Activity:
All of the records below need to be returned exactly.

Records for processing:

----------

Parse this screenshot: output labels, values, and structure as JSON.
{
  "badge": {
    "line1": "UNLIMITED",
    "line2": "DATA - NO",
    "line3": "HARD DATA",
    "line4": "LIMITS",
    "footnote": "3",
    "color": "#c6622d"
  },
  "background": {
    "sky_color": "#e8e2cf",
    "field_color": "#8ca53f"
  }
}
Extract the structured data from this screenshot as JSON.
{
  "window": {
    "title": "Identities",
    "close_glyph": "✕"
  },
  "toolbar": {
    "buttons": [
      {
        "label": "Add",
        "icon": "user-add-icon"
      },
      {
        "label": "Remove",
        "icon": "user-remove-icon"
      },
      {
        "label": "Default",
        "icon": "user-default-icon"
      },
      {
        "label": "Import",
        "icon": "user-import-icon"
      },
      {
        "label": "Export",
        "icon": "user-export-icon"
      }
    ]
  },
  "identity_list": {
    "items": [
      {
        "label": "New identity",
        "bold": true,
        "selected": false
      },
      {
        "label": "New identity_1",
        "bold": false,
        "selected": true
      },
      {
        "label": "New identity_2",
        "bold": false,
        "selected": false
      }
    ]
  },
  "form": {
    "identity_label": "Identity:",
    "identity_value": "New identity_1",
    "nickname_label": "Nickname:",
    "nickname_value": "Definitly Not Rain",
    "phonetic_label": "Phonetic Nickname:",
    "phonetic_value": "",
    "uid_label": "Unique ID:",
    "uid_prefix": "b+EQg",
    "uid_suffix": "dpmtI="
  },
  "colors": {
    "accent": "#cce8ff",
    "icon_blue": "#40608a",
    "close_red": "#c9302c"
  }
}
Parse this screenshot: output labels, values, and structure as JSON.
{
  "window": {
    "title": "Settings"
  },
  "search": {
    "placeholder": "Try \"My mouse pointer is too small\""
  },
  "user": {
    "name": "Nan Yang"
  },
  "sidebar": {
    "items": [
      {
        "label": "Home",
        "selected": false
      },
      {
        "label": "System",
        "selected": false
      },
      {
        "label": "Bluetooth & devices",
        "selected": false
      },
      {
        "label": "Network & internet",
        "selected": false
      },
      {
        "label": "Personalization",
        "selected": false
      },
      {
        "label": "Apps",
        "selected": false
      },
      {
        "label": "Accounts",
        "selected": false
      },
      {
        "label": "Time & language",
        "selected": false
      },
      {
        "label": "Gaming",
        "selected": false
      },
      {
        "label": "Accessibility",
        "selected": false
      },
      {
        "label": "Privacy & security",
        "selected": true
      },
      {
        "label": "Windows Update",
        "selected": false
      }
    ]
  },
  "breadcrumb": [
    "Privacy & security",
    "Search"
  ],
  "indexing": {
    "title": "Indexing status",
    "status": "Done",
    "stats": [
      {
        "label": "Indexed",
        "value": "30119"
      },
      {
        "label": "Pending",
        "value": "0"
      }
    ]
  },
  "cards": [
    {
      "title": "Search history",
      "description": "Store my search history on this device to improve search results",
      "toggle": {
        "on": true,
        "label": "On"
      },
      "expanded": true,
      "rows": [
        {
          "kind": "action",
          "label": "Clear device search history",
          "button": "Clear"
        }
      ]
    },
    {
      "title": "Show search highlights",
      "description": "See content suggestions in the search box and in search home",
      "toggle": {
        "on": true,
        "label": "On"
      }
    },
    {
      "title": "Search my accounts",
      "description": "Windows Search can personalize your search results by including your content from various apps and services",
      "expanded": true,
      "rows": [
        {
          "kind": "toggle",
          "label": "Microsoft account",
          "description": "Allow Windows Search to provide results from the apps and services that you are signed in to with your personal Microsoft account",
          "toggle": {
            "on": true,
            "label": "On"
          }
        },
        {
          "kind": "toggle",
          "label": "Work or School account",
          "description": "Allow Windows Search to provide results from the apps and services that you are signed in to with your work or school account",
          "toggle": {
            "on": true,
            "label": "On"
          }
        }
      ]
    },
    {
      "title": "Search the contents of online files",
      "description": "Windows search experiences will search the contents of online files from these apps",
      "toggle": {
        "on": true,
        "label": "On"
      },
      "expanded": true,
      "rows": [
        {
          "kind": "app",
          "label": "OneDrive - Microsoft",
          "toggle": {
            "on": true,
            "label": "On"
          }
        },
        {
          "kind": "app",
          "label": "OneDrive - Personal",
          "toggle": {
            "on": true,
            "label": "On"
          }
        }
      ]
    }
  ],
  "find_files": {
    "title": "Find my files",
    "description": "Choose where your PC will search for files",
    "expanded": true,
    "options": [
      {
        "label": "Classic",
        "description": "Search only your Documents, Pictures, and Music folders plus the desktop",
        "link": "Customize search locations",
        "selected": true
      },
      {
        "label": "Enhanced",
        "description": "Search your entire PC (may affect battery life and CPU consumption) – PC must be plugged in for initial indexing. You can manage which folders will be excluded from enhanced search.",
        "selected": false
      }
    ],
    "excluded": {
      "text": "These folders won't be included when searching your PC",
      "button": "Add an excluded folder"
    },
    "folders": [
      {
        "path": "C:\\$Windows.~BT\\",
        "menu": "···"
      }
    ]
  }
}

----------

Solution for this task:
Parse this screenshot: output labels, values, and structure as JSON.
{
  "badge": {
    "line1": "UNLIMITED",
    "line2": "DATA - NO",
    "line3": "HARD DATA",
    "line4": "LIMITS",
    "footnote": "3",
    "color": "#c6622d"
  },
  "background": {
    "sky_color": "#e8e2cf",
    "field_color": "#8ca53f"
  }
}
Extract the structured data from this screenshot as JSON.
{
  "window": {
    "title": "Identities",
    "close_glyph": "✕"
  },
  "toolbar": {
    "buttons": [
      {
        "label": "Add",
        "icon": "user-add-icon"
      },
      {
        "label": "Remove",
        "icon": "user-remove-icon"
      },
      {
        "label": "Default",
        "icon": "user-default-icon"
      },
      {
        "label": "Import",
        "icon": "user-import-icon"
      },
      {
        "label": "Export",
        "icon": "user-export-icon"
      }
    ]
  },
  "identity_list": {
    "items": [
      {
        "label": "New identity",
        "bold": true,
        "selected": false
      },
      {
        "label": "New identity_1",
        "bold": false,
        "selected": true
      },
      {
        "label": "New identity_2",
        "bold": false,
        "selected": false
      }
    ]
  },
  "form": {
    "identity_label": "Identity:",
    "identity_value": "New identity_1",
    "nickname_label": "Nickname:",
    "nickname_value": "Definitly Not Rain",
    "phonetic_label": "Phonetic Nickname:",
    "phonetic_value": "",
    "uid_label": "Unique ID:",
    "uid_prefix": "b+EQg",
    "uid_suffix": "dpmtI="
  },
  "colors": {
    "accent": "#cce8ff",
    "icon_blue": "#40608a",
    "close_red": "#c9302c"
  }
}
Parse this screenshot: output labels, values, and structure as JSON.
{
  "window": {
    "title": "Settings"
  },
  "search": {
    "placeholder": "Try \"My mouse pointer is too small\""
  },
  "user": {
    "name": "Nan Yang"
  },
  "sidebar": {
    "items": [
      {
        "label": "Home",
        "selected": false
      },
      {
        "label": "System",
        "selected": false
      },
      {
        "label": "Bluetooth & devices",
        "selected": false
      },
      {
        "label": "Network & internet",
        "selected": false
      },
      {
        "label": "Personalization",
        "selected": false
      },
      {
        "label": "Apps",
        "selected": false
      },
      {
        "label": "Accounts",
        "selected": false
      },
      {
        "label": "Time & language",
        "selected": false
      },
      {
        "label": "Gaming",
        "selected": false
      },
      {
        "label": "Accessibility",
        "selected": false
      },
      {
        "label": "Privacy & security",
        "selected": true
      },
      {
        "label": "Windows Update",
        "selected": false
      }
    ]
  },
  "breadcrumb": [
    "Privacy & security",
    "Search"
  ],
  "indexing": {
    "title": "Indexing status",
    "status": "Done",
    "stats": [
      {
        "label": "Indexed",
        "value": "30119"
      },
      {
        "label": "Pending",
        "value": "0"
      }
    ]
  },
  "cards": [
    {
      "title": "Search history",
      "description": "Store my search history on this device to improve search results",
      "toggle": {
        "on": true,
        "label": "On"
      },
      "expanded": true,
      "rows": [
        {
          "kind": "action",
          "label": "Clear device search history",
          "button": "Clear"
        }
      ]
    },
    {
      "title": "Show search highlights",
      "description": "See content suggestions in the search box and in search home",
      "toggle": {
        "on": true,
        "label": "On"
      }
    },
    {
      "title": "Search my accounts",
      "description": "Windows Search can personalize your search results by including your content from various apps and services",
      "expanded": true,
      "rows": [
        {
          "kind": "toggle",
          "label": "Microsoft account",
          "description": "Allow Windows Search to provide results from the apps and services that you are signed in to with your personal Microsoft account",
          "toggle": {
            "on": true,
            "label": "On"
          }
        },
        {
          "kind": "toggle",
          "label": "Work or School account",
          "description": "Allow Windows Search to provide results from the apps and services that you are signed in to with your work or school account",
          "toggle": {
            "on": true,
            "label": "On"
          }
        }
      ]
    },
    {
      "title": "Search the contents of online files",
      "description": "Windows search experiences will search the contents of online files from these apps",
      "toggle": {
        "on": true,
        "label": "On"
      },
      "expanded": true,
      "rows": [
        {
          "kind": "app",
          "label": "OneDrive - Microsoft",
          "toggle": {
            "on": true,
            "label": "On"
          }
        },
        {
          "kind": "app",
          "label": "OneDrive - Personal",
          "toggle": {
            "on": true,
            "label": "On"
          }
        }
      ]
    }
  ],
  "find_files": {
    "title": "Find my files",
    "description": "Choose where your PC will search for files",
    "expanded": true,
    "options": [
      {
        "label": "Classic",
        "description": "Search only your Documents, Pictures, and Music folders plus the desktop",
        "link": "Customize search locations",
        "selected": true
      },
      {
        "label": "Enhanced",
        "description": "Search your entire PC (may affect battery life and CPU consumption) – PC must be plugged in for initial indexing. You can manage which folders will be excluded from enhanced search.",
        "selected": false
      }
    ],
    "excluded": {
      "text": "These folders won't be included when searching your PC",
      "button": "Add an excluded folder"
    },
    "folders": [
      {
        "path": "C:\\$Windows.~BT\\",
        "menu": "···"
      }
    ]
  }
}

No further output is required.